attempts with periods when the breeze seemed to freshen a little. Were
they using some local sailor with local knowledge of the sea breeze or
something? Were they using wind meters? Who knows.
During the second attempt, I heard a nearby official pleading
with people to get inside the 'official' area in order for their kite to
be counted. Oops. Like many others, I had moved outside for some room
to fly! Anyway, I dutifully went back in and tried to keep my kite in
By this time, several other kite strings had mysteriously
stretched to many times their original length. Someone must have snuck
in with totally unauthorized sets of long strings! :-)
Some minor incidents from WindJam07 that I remember, just for some 'human interest'... or something...
We gave Aren a go at flying the kite while May, my wife tried to
photograph it. He promptly let go of the line, letting the kite float
off and nearly clobbering a lady sitting on the sand before I could
catch it. We tried again, with me holding the line a little way out for
safety, but he just threw the reel onto the sand for the fun of it.

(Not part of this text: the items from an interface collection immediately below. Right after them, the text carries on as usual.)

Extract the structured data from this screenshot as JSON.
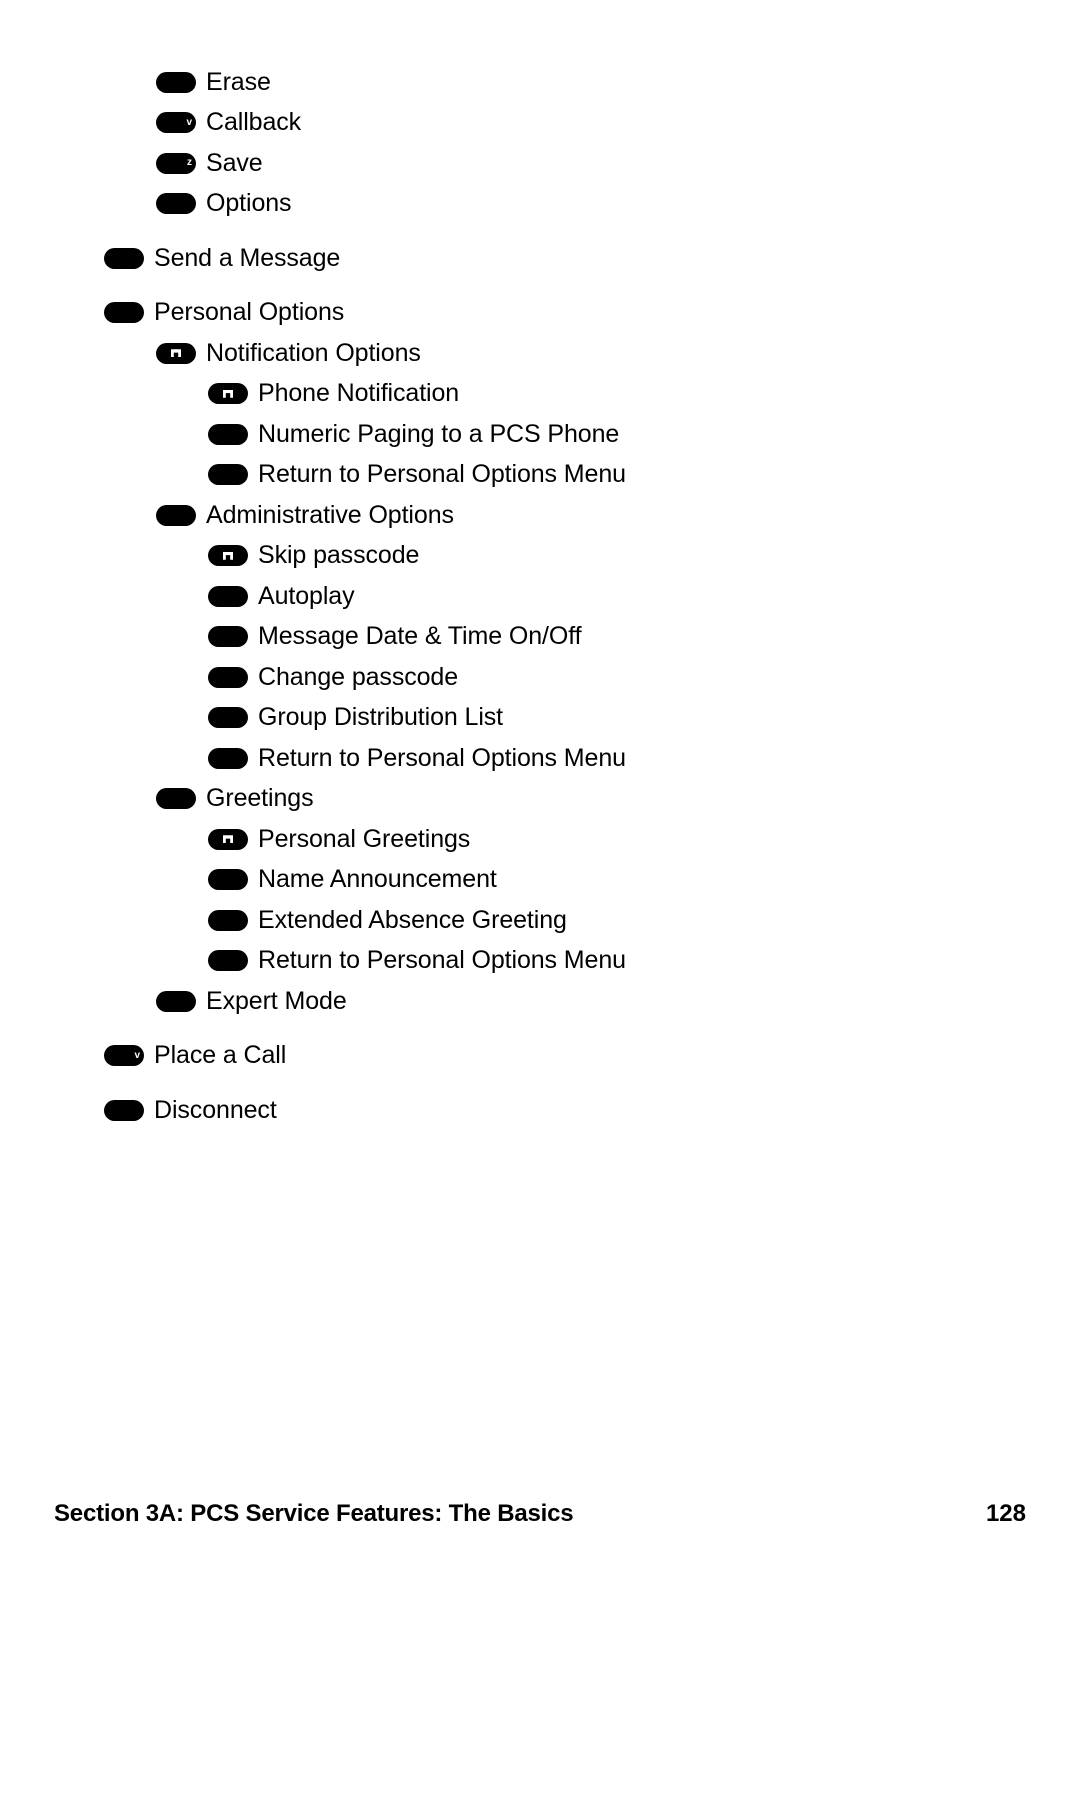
{
  "document": {
    "type": "menu-tree-diagram",
    "background_color": "#ffffff",
    "text_color": "#000000"
  },
  "tree": {
    "items": [
      {
        "label": "Erase",
        "level": 1,
        "marker": "pill",
        "glyph": "",
        "gap_before": false
      },
      {
        "label": "Callback",
        "level": 1,
        "marker": "pill-text",
        "glyph": "v",
        "gap_before": false
      },
      {
        "label": "Save",
        "level": 1,
        "marker": "pill-text",
        "glyph": "z",
        "gap_before": false
      },
      {
        "label": "Options",
        "level": 1,
        "marker": "pill",
        "glyph": "",
        "gap_before": false
      },
      {
        "label": "Send a Message",
        "level": 0,
        "marker": "pill",
        "glyph": "",
        "gap_before": true
      },
      {
        "label": "Personal Options",
        "level": 0,
        "marker": "pill",
        "glyph": "",
        "gap_before": true
      },
      {
        "label": "Notification Options",
        "level": 1,
        "marker": "pill-box",
        "glyph": "w",
        "gap_before": false
      },
      {
        "label": "Phone Notification",
        "level": 2,
        "marker": "pill-box",
        "glyph": "w",
        "gap_before": false
      },
      {
        "label": "Numeric Paging to a PCS Phone",
        "level": 2,
        "marker": "pill",
        "glyph": "",
        "gap_before": false
      },
      {
        "label": "Return to Personal Options Menu",
        "level": 2,
        "marker": "pill",
        "glyph": "",
        "gap_before": false
      },
      {
        "label": "Administrative Options",
        "level": 1,
        "marker": "pill",
        "glyph": "",
        "gap_before": false
      },
      {
        "label": "Skip passcode",
        "level": 2,
        "marker": "pill-box",
        "glyph": "w",
        "gap_before": false
      },
      {
        "label": "Autoplay",
        "level": 2,
        "marker": "pill",
        "glyph": "",
        "gap_before": false
      },
      {
        "label": "Message Date & Time On/Off",
        "level": 2,
        "marker": "pill",
        "glyph": "",
        "gap_before": false
      },
      {
        "label": "Change passcode",
        "level": 2,
        "marker": "pill",
        "glyph": "",
        "gap_before": false
      },
      {
        "label": "Group Distribution List",
        "level": 2,
        "marker": "pill",
        "glyph": "",
        "gap_before": false
      },
      {
        "label": "Return to Personal Options Menu",
        "level": 2,
        "marker": "pill",
        "glyph": "",
        "gap_before": false
      },
      {
        "label": "Greetings",
        "level": 1,
        "marker": "pill",
        "glyph": "",
        "gap_before": false
      },
      {
        "label": "Personal Greetings",
        "level": 2,
        "marker": "pill-box",
        "glyph": "w",
        "gap_before": false
      },
      {
        "label": "Name Announcement",
        "level": 2,
        "marker": "pill",
        "glyph": "",
        "gap_before": false
      },
      {
        "label": "Extended Absence Greeting",
        "level": 2,
        "marker": "pill",
        "glyph": "",
        "gap_before": false
      },
      {
        "label": "Return to Personal Options Menu",
        "level": 2,
        "marker": "pill",
        "glyph": "",
        "gap_before": false
      },
      {
        "label": "Expert Mode",
        "level": 1,
        "marker": "pill",
        "glyph": "",
        "gap_before": false
      },
      {
        "label": "Place a Call",
        "level": 0,
        "marker": "pill-text",
        "glyph": "v",
        "gap_before": true
      },
      {
        "label": "Disconnect",
        "level": 0,
        "marker": "pill",
        "glyph": "",
        "gap_before": true
      }
    ]
  },
  "footer": {
    "title": "Section 3A: PCS Service Features: The Basics",
    "page_number": "128"
  }
}
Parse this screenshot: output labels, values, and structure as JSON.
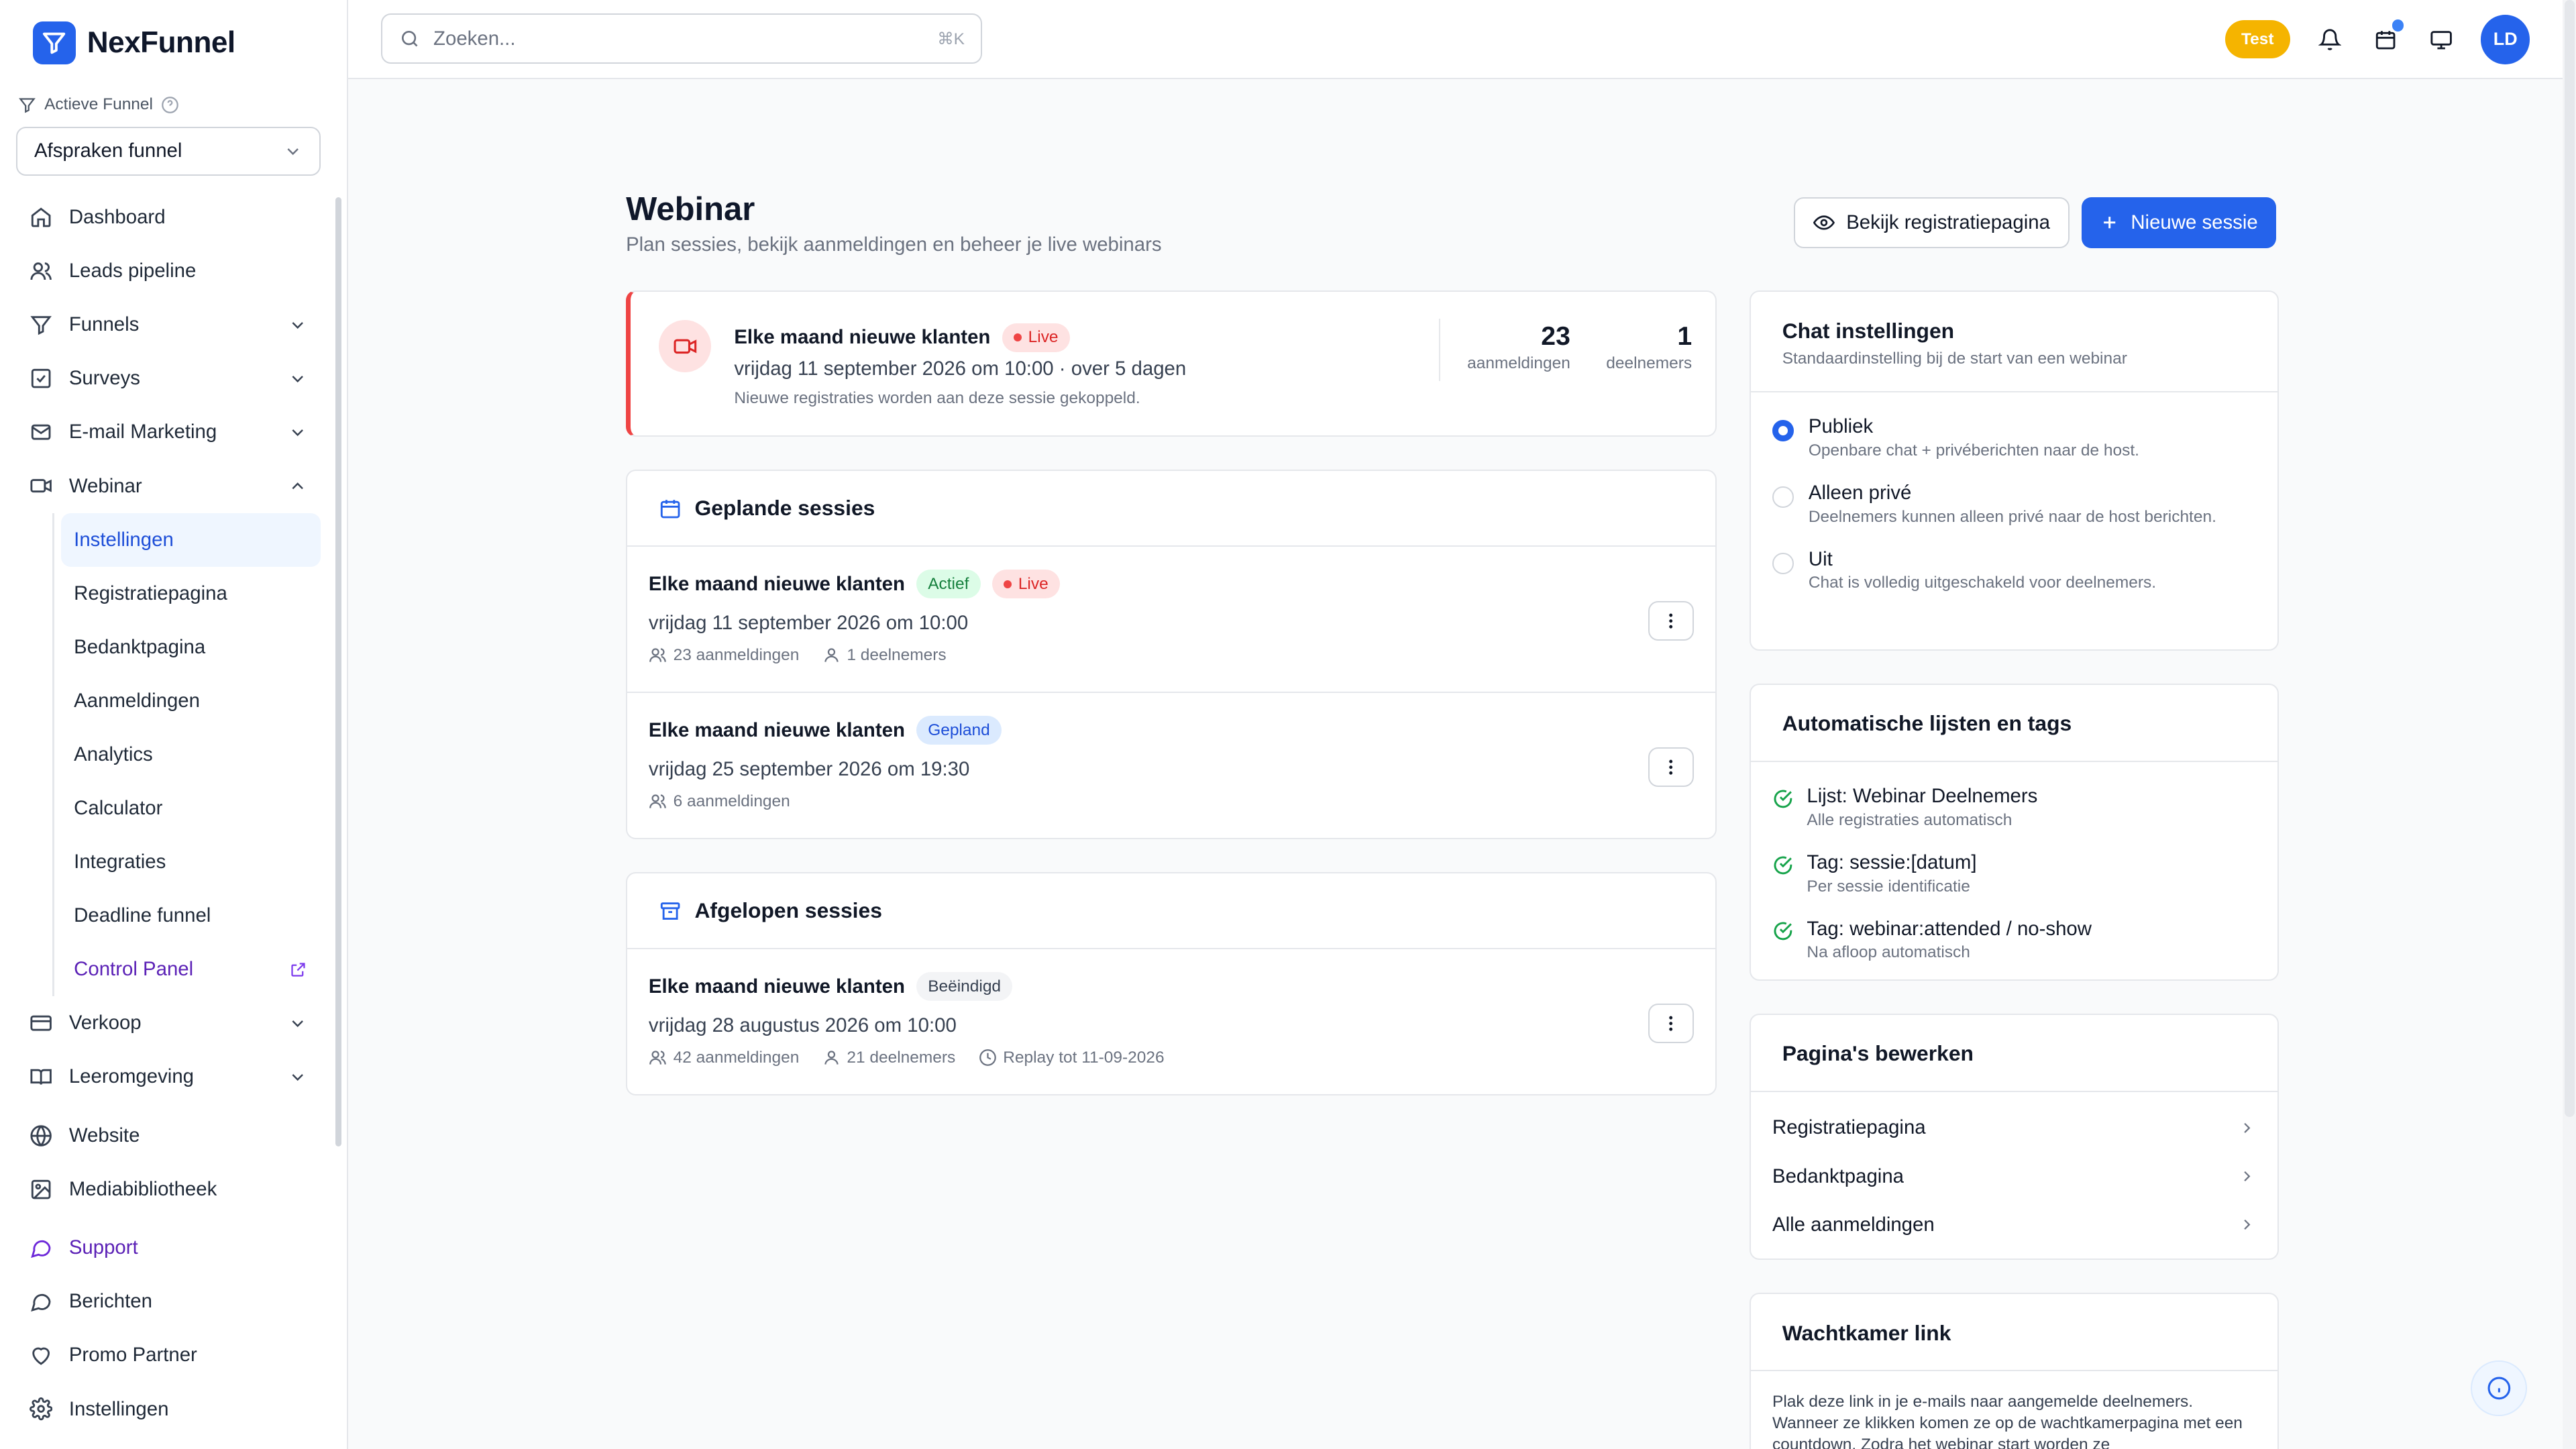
{
  "app": {
    "name": "NexFunnel"
  },
  "sidebar": {
    "active_funnel_label": "Actieve Funnel",
    "funnel_select_value": "Afspraken funnel",
    "items": [
      {
        "label": "Dashboard",
        "icon": "home-icon"
      },
      {
        "label": "Leads pipeline",
        "icon": "users-icon"
      },
      {
        "label": "Funnels",
        "icon": "filter-icon"
      },
      {
        "label": "Surveys",
        "icon": "checkbox-icon"
      },
      {
        "label": "E-mail Marketing",
        "icon": "mail-icon"
      },
      {
        "label": "Webinar",
        "icon": "video-icon"
      }
    ],
    "webinar_sub": [
      {
        "label": "Instellingen"
      },
      {
        "label": "Registratiepagina"
      },
      {
        "label": "Bedanktpagina"
      },
      {
        "label": "Aanmeldingen"
      },
      {
        "label": "Analytics"
      },
      {
        "label": "Calculator"
      },
      {
        "label": "Integraties"
      },
      {
        "label": "Deadline funnel"
      },
      {
        "label": "Control Panel"
      }
    ],
    "items2": [
      {
        "label": "Verkoop",
        "icon": "card-icon"
      },
      {
        "label": "Leeromgeving",
        "icon": "book-icon"
      },
      {
        "label": "Website",
        "icon": "globe-icon"
      },
      {
        "label": "Mediabibliotheek",
        "icon": "image-icon"
      },
      {
        "label": "Support",
        "icon": "chat-icon"
      },
      {
        "label": "Berichten",
        "icon": "message-icon"
      },
      {
        "label": "Promo Partner",
        "icon": "heart-icon"
      },
      {
        "label": "Instellingen",
        "icon": "gear-icon"
      }
    ]
  },
  "topbar": {
    "search_placeholder": "Zoeken...",
    "search_shortcut": "⌘K",
    "test_badge": "Test",
    "avatar_initials": "LD"
  },
  "page": {
    "title": "Webinar",
    "subtitle": "Plan sessies, bekijk aanmeldingen en beheer je live webinars",
    "view_registration_button": "Bekijk registratiepagina",
    "new_session_button": "Nieuwe sessie"
  },
  "live_session": {
    "title": "Elke maand nieuwe klanten",
    "badge": "Live",
    "date": "vrijdag 11 september 2026 om 10:00 · over 5 dagen",
    "note": "Nieuwe registraties worden aan deze sessie gekoppeld.",
    "registrations": "23",
    "registrations_label": "aanmeldingen",
    "participants": "1",
    "participants_label": "deelnemers"
  },
  "planned": {
    "heading": "Geplande sessies",
    "sessions": [
      {
        "title": "Elke maand nieuwe klanten",
        "badge1": "Actief",
        "badge2": "Live",
        "date": "vrijdag 11 september 2026 om 10:00",
        "registrations": "23 aanmeldingen",
        "participants": "1 deelnemers"
      },
      {
        "title": "Elke maand nieuwe klanten",
        "badge1": "Gepland",
        "date": "vrijdag 25 september 2026 om 19:30",
        "registrations": "6 aanmeldingen"
      }
    ]
  },
  "past": {
    "heading": "Afgelopen sessies",
    "sessions": [
      {
        "title": "Elke maand nieuwe klanten",
        "badge1": "Beëindigd",
        "date": "vrijdag 28 augustus 2026 om 10:00",
        "registrations": "42 aanmeldingen",
        "participants": "21 deelnemers",
        "replay": "Replay tot 11-09-2026"
      }
    ]
  },
  "chat_settings": {
    "title": "Chat instellingen",
    "subtitle": "Standaardinstelling bij de start van een webinar",
    "selected": "Publiek",
    "options": [
      {
        "label": "Publiek",
        "desc": "Openbare chat + privéberichten naar de host."
      },
      {
        "label": "Alleen privé",
        "desc": "Deelnemers kunnen alleen privé naar de host berichten."
      },
      {
        "label": "Uit",
        "desc": "Chat is volledig uitgeschakeld voor deelnemers."
      }
    ]
  },
  "auto_lists": {
    "title": "Automatische lijsten en tags",
    "items": [
      {
        "label": "Lijst: Webinar Deelnemers",
        "desc": "Alle registraties automatisch"
      },
      {
        "label": "Tag: sessie:[datum]",
        "desc": "Per sessie identificatie"
      },
      {
        "label": "Tag: webinar:attended / no-show",
        "desc": "Na afloop automatisch"
      }
    ]
  },
  "edit_pages": {
    "title": "Pagina's bewerken",
    "links": [
      "Registratiepagina",
      "Bedanktpagina",
      "Alle aanmeldingen"
    ]
  },
  "waiting_room": {
    "title": "Wachtkamer link",
    "text": "Plak deze link in je e-mails naar aangemelde deelnemers. Wanneer ze klikken komen ze op de wachtkamerpagina met een countdown. Zodra het webinar start worden ze"
  },
  "colors": {
    "primary": "#2563eb",
    "live": "#ef4444",
    "success": "#16a34a",
    "test": "#f5b400"
  }
}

Sigh. Never mind. Such are 18 month old kite pilots.
During the second record attempt, as I was making my way through
the crowd looking for a good spot, another kite contacted my flying line
and slid down it towards me. I turned to the flyer and made some
comment about 'fighting kites, like in India'. He said something about
'they used to do it in Thailand too'.
Someone who had obviously flown kites before tried attaching a
flying line to the cross bar of another kite. Thereby 'stacking' the 2
kites in the air. Now does that count as one or two kites according to the rules?
A young guy, perhaps an engineering student, had extended his
flying line by a meter or so by attaching it to a plastic bag! I guess
he was trying to get into some smooth air just above the rest of the
I think I'll wrap it up there. Hope you enjoyed my account of
WindJam07 in Adelaide, South Australia! Hopefully, this page has
provided a little more detail than Channel 10 did in their afternoon
broadcast! ;-) Actually, we walked past the reporter mid-interview as we
returned to our car.
P.S. What was the actual record for WindJam07? Officially,
1127 kites, although that hadn't been independently verified when this
page was first written. England held the previous record of some 900+
kites in the air at once.